My commute every day is on rural routs with cars and trucks going 50mph+ past me through a little over half my commute, in town I am pretty ok, I use residential side streets mostly and have little problem. That rural bit is taxing me quite a bit it seems, such that I may be feeling some physical pain from it.

Its just a theory but seems to make sense.

We need more cyclists who actually ride in the road, it would help a lot, but I fear that many would stop riding if they had to ride in the road, the police do no cite cyclists on the sidewalk because well they believe it to be safer (I think) despite it being against state law. If I was just getting on my bike here, hell yes the sidewalk is safer, we have one painted bike lane in town (yes one) and 2 longer distance multiuse paths that don’t connect to anything. That’s it.

I am mixed about advocating for following the law, when the law is not the safest option here, I want to do what safe and yes nationally I know the numbers, but it sure as hell does not feel safe when you bike on the roads in a lot of the town.

Educating cyclists on the danger of sidewalk riding is all I can do, I know I have inspired a number of people to get on a bike, ones who may not have done so before, that I call a success.

Educating drivers on why cyclists are where they are and the dangers that make them be where they are, is something I want to do as well. The above quote fits right into the education part of this.

Somehow I don't think education will make much difference...

For now I will ride like I have since September, maybe it’s the new bike they are honking at and they think it looks nice ;)

[update 4/4/10]
Urban Simplicity over in Buffalo NY also covered this topic briefly in a post yesterday, for more reading you can head over to that wonderful blog. Urban Simplicity

1 comment:

  1. Haven't read your blog in a while, John, but this post was interesting. I'm currently in China, where bikes are obviously a bigger part of the culture. Bike lanes run throughout the city (Shanghai), and the pedestrian-only part of the sidewalks are clearly distinguished by tiled pavers. As a pedestrian, I get extremely po'ed when bicyclists here ride on the sidewalk and not the bike lane, so kudos to you for not being one of those people.

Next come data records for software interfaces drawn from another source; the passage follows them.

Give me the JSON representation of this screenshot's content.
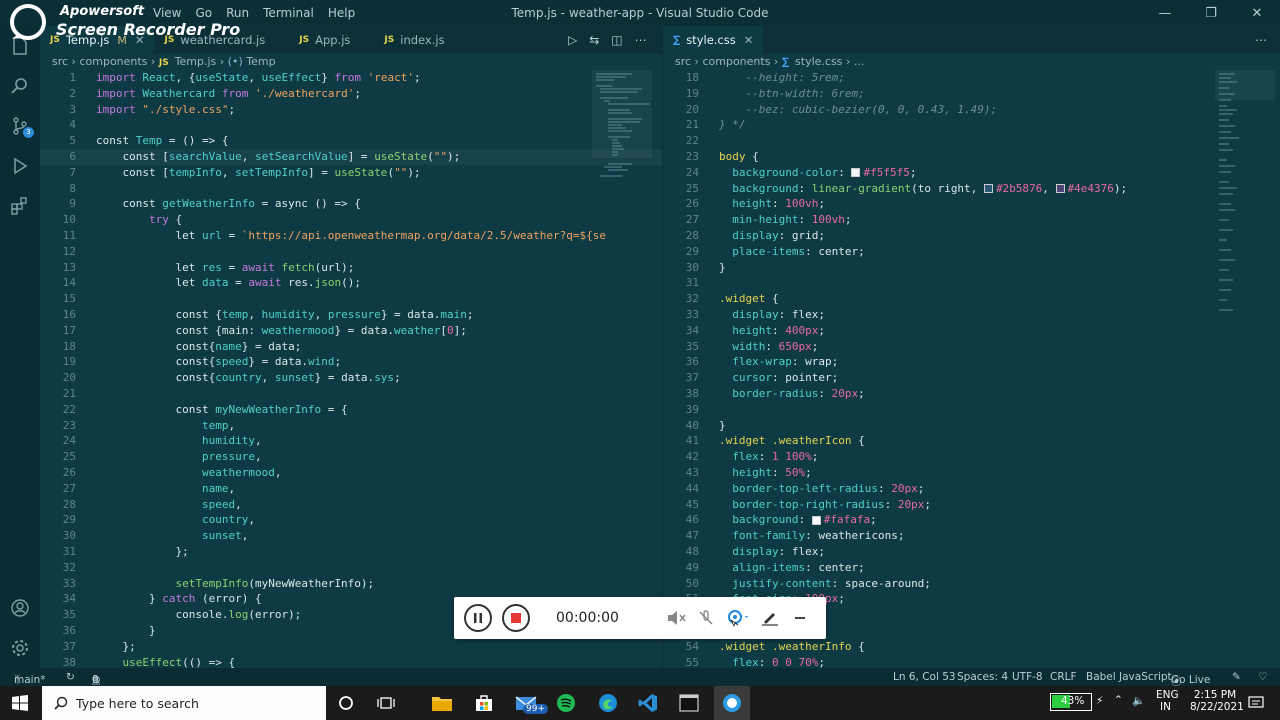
{
  "watermark": {
    "line1": "Apowersoft",
    "line2": "Screen Recorder Pro"
  },
  "menu": [
    "View",
    "Go",
    "Run",
    "Terminal",
    "Help"
  ],
  "window_title": "Temp.js - weather-app - Visual Studio Code",
  "left": {
    "tabs": [
      {
        "label": "Temp.js",
        "badge": "M",
        "type": "JS",
        "active": true
      },
      {
        "label": "weathercard.js",
        "type": "JS"
      },
      {
        "label": "App.js",
        "type": "JS"
      },
      {
        "label": "index.js",
        "type": "JS"
      }
    ],
    "breadcrumb": {
      "p1": "src",
      "p2": "components",
      "p3": "Temp.js",
      "p4": "Temp"
    },
    "lines": [
      {
        "n": "1",
        "h": "<span style='color:#c678dd'>import</span> <span style='color:#4fd1c5'>React</span>, {<span style='color:#4fd1c5'>useState</span>, <span style='color:#4fd1c5'>useEffect</span>} <span style='color:#c678dd'>from</span> <span style='color:#f0a35e'>'react'</span>;"
      },
      {
        "n": "2",
        "h": "<span style='color:#c678dd'>import</span> <span style='color:#4fd1c5'>Weathercard</span> <span style='color:#c678dd'>from</span> <span style='color:#f0a35e'>'./weathercard'</span>;"
      },
      {
        "n": "3",
        "h": "<span style='color:#c678dd'>import</span> <span style='color:#f0a35e'>\"./style.css\"</span>;"
      },
      {
        "n": "4",
        "h": ""
      },
      {
        "n": "5",
        "h": "const <span style='color:#4fd1c5'>Temp</span> = () =&gt; {"
      },
      {
        "n": "6",
        "h": "    const [<span style='color:#4fd1c5'>searchValue</span>, <span style='color:#4fd1c5'>setSearchValue</span>] = <span style='color:#8bd36e'>useState</span>(<span style='color:#f0a35e'>\"\"</span>);",
        "cur": true
      },
      {
        "n": "7",
        "h": "    const [<span style='color:#4fd1c5'>tempInfo</span>, <span style='color:#4fd1c5'>setTempInfo</span>] = <span style='color:#8bd36e'>useState</span>(<span style='color:#f0a35e'>\"\"</span>);"
      },
      {
        "n": "8",
        "h": ""
      },
      {
        "n": "9",
        "h": "    const <span style='color:#4fd1c5'>getWeatherInfo</span> = async () =&gt; {"
      },
      {
        "n": "10",
        "h": "        <span style='color:#c678dd'>try</span> {"
      },
      {
        "n": "11",
        "h": "            let <span style='color:#4fd1c5'>url</span> = <span style='color:#f0a35e'>`https://api.openweathermap.org/data/2.5/weather?q=${se</span>"
      },
      {
        "n": "12",
        "h": ""
      },
      {
        "n": "13",
        "h": "            let <span style='color:#4fd1c5'>res</span> = <span style='color:#c678dd'>await</span> <span style='color:#8bd36e'>fetch</span>(url);"
      },
      {
        "n": "14",
        "h": "            let <span style='color:#4fd1c5'>data</span> = <span style='color:#c678dd'>await</span> res.<span style='color:#8bd36e'>json</span>();"
      },
      {
        "n": "15",
        "h": ""
      },
      {
        "n": "16",
        "h": "            const {<span style='color:#4fd1c5'>temp</span>, <span style='color:#4fd1c5'>humidity</span>, <span style='color:#4fd1c5'>pressure</span>} = data.<span style='color:#4fd1c5'>main</span>;"
      },
      {
        "n": "17",
        "h": "            const {main: <span style='color:#4fd1c5'>weathermood</span>} = data.<span style='color:#4fd1c5'>weather</span>[<span style='color:#e86aa2'>0</span>];"
      },
      {
        "n": "18",
        "h": "            const{<span style='color:#4fd1c5'>name</span>} = data;"
      },
      {
        "n": "19",
        "h": "            const{<span style='color:#4fd1c5'>speed</span>} = data.<span style='color:#4fd1c5'>wind</span>;"
      },
      {
        "n": "20",
        "h": "            const{<span style='color:#4fd1c5'>country</span>, <span style='color:#4fd1c5'>sunset</span>} = data.<span style='color:#4fd1c5'>sys</span>;"
      },
      {
        "n": "21",
        "h": ""
      },
      {
        "n": "22",
        "h": "            const <span style='color:#4fd1c5'>myNewWeatherInfo</span> = {"
      },
      {
        "n": "23",
        "h": "                <span style='color:#4fd1c5'>temp</span>,"
      },
      {
        "n": "24",
        "h": "                <span style='color:#4fd1c5'>humidity</span>,"
      },
      {
        "n": "25",
        "h": "                <span style='color:#4fd1c5'>pressure</span>,"
      },
      {
        "n": "26",
        "h": "                <span style='color:#4fd1c5'>weathermood</span>,"
      },
      {
        "n": "27",
        "h": "                <span style='color:#4fd1c5'>name</span>,"
      },
      {
        "n": "28",
        "h": "                <span style='color:#4fd1c5'>speed</span>,"
      },
      {
        "n": "29",
        "h": "                <span style='color:#4fd1c5'>country</span>,"
      },
      {
        "n": "30",
        "h": "                <span style='color:#4fd1c5'>sunset</span>,"
      },
      {
        "n": "31",
        "h": "            };"
      },
      {
        "n": "32",
        "h": ""
      },
      {
        "n": "33",
        "h": "            <span style='color:#8bd36e'>setTempInfo</span>(myNewWeatherInfo);"
      },
      {
        "n": "34",
        "h": "        } <span style='color:#c678dd'>catch</span> (error) {"
      },
      {
        "n": "35",
        "h": "            console.<span style='color:#8bd36e'>log</span>(error);"
      },
      {
        "n": "36",
        "h": "        }"
      },
      {
        "n": "37",
        "h": "    };"
      },
      {
        "n": "38",
        "h": "    <span style='color:#8bd36e'>useEffect</span>(() =&gt; {"
      }
    ]
  },
  "right": {
    "tab": "style.css",
    "breadcrumb": {
      "p1": "src",
      "p2": "components",
      "p3": "style.css",
      "p4": "..."
    },
    "lines": [
      {
        "n": "18",
        "h": "<span class='comment'>    --height: 5rem;</span>"
      },
      {
        "n": "19",
        "h": "<span class='comment'>    --btn-width: 6rem;</span>"
      },
      {
        "n": "20",
        "h": "<span class='comment'>    --bez: cubic-bezier(0, 0, 0.43, 1.49);</span>"
      },
      {
        "n": "21",
        "h": "<span class='comment'>} */</span>"
      },
      {
        "n": "22",
        "h": ""
      },
      {
        "n": "23",
        "h": "<span style='color:#e8d44d'>body</span> {"
      },
      {
        "n": "24",
        "h": "  <span style='color:#4fd1c5'>background-color</span>: <span class='sw' style='background:#f5f5f5'></span><span style='color:#e86aa2'>#f5f5f5</span>;"
      },
      {
        "n": "25",
        "h": "  <span style='color:#4fd1c5'>background</span>: <span style='color:#8bd36e'>linear-gradient</span>(to right, <span class='sw' style='background:#2b5876'></span><span style='color:#e86aa2'>#2b5876</span>, <span class='sw' style='background:#4e4376'></span><span style='color:#e86aa2'>#4e4376</span>);"
      },
      {
        "n": "26",
        "h": "  <span style='color:#4fd1c5'>height</span>: <span style='color:#e86aa2'>100vh</span>;"
      },
      {
        "n": "27",
        "h": "  <span style='color:#4fd1c5'>min-height</span>: <span style='color:#e86aa2'>100vh</span>;"
      },
      {
        "n": "28",
        "h": "  <span style='color:#4fd1c5'>display</span>: grid;"
      },
      {
        "n": "29",
        "h": "  <span style='color:#4fd1c5'>place-items</span>: center;"
      },
      {
        "n": "30",
        "h": "}"
      },
      {
        "n": "31",
        "h": ""
      },
      {
        "n": "32",
        "h": "<span style='color:#e8d44d'>.widget</span> {"
      },
      {
        "n": "33",
        "h": "  <span style='color:#4fd1c5'>display</span>: flex;"
      },
      {
        "n": "34",
        "h": "  <span style='color:#4fd1c5'>height</span>: <span style='color:#e86aa2'>400px</span>;"
      },
      {
        "n": "35",
        "h": "  <span style='color:#4fd1c5'>width</span>: <span style='color:#e86aa2'>650px</span>;"
      },
      {
        "n": "36",
        "h": "  <span style='color:#4fd1c5'>flex-wrap</span>: wrap;"
      },
      {
        "n": "37",
        "h": "  <span style='color:#4fd1c5'>cursor</span>: pointer;"
      },
      {
        "n": "38",
        "h": "  <span style='color:#4fd1c5'>border-radius</span>: <span style='color:#e86aa2'>20px</span>;"
      },
      {
        "n": "39",
        "h": ""
      },
      {
        "n": "40",
        "h": "}"
      },
      {
        "n": "41",
        "h": "<span style='color:#e8d44d'>.widget .weatherIcon</span> {"
      },
      {
        "n": "42",
        "h": "  <span style='color:#4fd1c5'>flex</span>: <span style='color:#e86aa2'>1 100%</span>;"
      },
      {
        "n": "43",
        "h": "  <span style='color:#4fd1c5'>height</span>: <span style='color:#e86aa2'>50%</span>;"
      },
      {
        "n": "44",
        "h": "  <span style='color:#4fd1c5'>border-top-left-radius</span>: <span style='color:#e86aa2'>20px</span>;"
      },
      {
        "n": "45",
        "h": "  <span style='color:#4fd1c5'>border-top-right-radius</span>: <span style='color:#e86aa2'>20px</span>;"
      },
      {
        "n": "46",
        "h": "  <span style='color:#4fd1c5'>background</span>: <span class='sw' style='background:#fafafa'></span><span style='color:#e86aa2'>#fafafa</span>;"
      },
      {
        "n": "47",
        "h": "  <span style='color:#4fd1c5'>font-family</span>: weathericons;"
      },
      {
        "n": "48",
        "h": "  <span style='color:#4fd1c5'>display</span>: flex;"
      },
      {
        "n": "49",
        "h": "  <span style='color:#4fd1c5'>align-items</span>: center;"
      },
      {
        "n": "50",
        "h": "  <span style='color:#4fd1c5'>justify-content</span>: space-around;"
      },
      {
        "n": "51",
        "h": "  <span style='color:#4fd1c5'>font-size</span>: <span style='color:#e86aa2'>100px</span>;"
      },
      {
        "n": "52",
        "h": "}"
      },
      {
        "n": "53",
        "h": ""
      },
      {
        "n": "54",
        "h": "<span style='color:#e8d44d'>.widget .weatherInfo</span> {"
      },
      {
        "n": "55",
        "h": "  <span style='color:#4fd1c5'>flex</span>: <span style='color:#e86aa2'>0 0 70%</span>;"
      }
    ]
  },
  "recorder": {
    "time": "00:00:00"
  },
  "status": {
    "branch": "main*",
    "errors": "0",
    "warnings": "0",
    "position": "Ln 6, Col 53",
    "spaces": "Spaces: 4",
    "encoding": "UTF-8",
    "eol": "CRLF",
    "language": "Babel JavaScript",
    "golive": "Go Live"
  },
  "taskbar": {
    "search_placeholder": "Type here to search",
    "mail_badge": "99+",
    "battery": "43%",
    "lang1": "ENG",
    "lang2": "IN",
    "time": "2:15 PM",
    "date": "8/22/2021"
  }
}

    Another thought: bikes get stolen all the time here; in my group of 16 people, 6 bikes have been swiped within the past 1.5 months. Often, people will steal bikes and sell them to shops. You can see bike shops sawing off the locks all the time. Do you think that, if the US does adopt bikes as part of the culture, they'd face the same problem?